**Work instructions:** Show each line of the data below in which "Zonekort" occurs.

**Input for this task:**
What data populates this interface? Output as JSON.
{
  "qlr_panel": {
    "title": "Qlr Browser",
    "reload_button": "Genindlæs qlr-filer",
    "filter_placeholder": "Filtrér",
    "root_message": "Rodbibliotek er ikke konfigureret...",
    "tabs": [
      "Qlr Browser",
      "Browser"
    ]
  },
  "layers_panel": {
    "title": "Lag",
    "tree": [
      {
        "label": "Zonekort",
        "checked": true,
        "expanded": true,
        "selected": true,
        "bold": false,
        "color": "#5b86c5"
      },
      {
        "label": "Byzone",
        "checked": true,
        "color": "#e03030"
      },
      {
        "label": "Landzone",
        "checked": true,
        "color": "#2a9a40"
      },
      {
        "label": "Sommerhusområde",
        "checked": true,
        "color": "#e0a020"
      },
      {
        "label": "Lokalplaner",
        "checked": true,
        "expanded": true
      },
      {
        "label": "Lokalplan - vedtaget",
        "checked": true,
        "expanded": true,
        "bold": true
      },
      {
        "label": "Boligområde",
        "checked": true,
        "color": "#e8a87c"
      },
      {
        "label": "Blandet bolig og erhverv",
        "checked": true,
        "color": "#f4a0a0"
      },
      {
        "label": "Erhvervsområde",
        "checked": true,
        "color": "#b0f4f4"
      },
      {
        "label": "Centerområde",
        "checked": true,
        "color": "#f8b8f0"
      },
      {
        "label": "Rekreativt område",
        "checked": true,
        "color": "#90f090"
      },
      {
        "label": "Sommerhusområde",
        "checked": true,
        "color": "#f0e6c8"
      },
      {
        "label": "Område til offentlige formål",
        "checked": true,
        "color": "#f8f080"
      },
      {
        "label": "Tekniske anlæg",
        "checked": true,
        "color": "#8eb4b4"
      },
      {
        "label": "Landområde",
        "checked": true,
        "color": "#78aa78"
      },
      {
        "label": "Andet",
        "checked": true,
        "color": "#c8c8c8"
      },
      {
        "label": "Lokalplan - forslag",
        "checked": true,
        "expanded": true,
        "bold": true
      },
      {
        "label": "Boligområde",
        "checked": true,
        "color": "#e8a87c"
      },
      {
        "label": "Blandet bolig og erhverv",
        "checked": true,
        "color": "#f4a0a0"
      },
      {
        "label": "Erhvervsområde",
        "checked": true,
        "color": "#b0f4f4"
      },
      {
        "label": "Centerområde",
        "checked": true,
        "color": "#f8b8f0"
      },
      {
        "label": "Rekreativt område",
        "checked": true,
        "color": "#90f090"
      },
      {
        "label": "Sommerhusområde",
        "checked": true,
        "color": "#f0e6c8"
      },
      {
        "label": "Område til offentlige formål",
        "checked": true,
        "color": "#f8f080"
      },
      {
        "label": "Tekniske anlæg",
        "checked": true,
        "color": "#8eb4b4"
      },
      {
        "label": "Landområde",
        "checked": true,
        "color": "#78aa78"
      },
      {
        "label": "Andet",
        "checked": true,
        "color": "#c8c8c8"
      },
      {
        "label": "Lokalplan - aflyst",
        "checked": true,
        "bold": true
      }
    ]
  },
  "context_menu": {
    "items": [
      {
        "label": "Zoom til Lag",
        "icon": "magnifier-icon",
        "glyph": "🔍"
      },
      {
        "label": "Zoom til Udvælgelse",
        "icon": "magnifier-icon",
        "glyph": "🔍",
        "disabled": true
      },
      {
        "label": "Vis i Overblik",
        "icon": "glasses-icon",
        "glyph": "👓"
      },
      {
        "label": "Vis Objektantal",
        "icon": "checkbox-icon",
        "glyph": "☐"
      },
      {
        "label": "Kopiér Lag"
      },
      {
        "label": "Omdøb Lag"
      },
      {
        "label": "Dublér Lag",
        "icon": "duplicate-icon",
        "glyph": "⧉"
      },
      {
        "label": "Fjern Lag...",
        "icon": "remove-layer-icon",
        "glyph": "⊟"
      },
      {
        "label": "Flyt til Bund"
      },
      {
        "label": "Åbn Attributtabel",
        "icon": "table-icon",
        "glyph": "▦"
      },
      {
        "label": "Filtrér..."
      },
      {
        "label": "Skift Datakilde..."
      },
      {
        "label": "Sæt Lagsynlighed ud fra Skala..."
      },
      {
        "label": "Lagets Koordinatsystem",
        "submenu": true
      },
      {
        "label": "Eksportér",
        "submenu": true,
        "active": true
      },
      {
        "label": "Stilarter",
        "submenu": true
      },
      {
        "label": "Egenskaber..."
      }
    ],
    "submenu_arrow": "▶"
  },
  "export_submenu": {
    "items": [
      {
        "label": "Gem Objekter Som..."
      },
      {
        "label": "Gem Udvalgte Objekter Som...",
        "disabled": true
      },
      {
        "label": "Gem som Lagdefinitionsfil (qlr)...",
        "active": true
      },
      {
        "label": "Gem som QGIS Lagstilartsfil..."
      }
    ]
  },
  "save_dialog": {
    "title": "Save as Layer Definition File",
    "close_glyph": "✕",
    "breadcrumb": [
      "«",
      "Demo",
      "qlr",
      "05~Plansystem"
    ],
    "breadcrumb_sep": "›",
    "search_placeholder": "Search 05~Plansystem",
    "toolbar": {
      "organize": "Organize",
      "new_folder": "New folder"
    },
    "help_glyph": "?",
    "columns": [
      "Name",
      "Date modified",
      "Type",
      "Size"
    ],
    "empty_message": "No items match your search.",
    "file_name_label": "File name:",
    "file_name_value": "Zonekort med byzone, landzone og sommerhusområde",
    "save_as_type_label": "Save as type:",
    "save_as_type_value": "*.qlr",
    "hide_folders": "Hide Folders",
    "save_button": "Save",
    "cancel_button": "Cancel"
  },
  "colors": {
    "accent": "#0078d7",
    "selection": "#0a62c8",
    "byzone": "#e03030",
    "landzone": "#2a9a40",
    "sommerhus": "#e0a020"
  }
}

**Response to this exercise:**
        "label": "Zonekort",
    "file_name_value": "Zonekort med byzone, landzone og sommerhusområde",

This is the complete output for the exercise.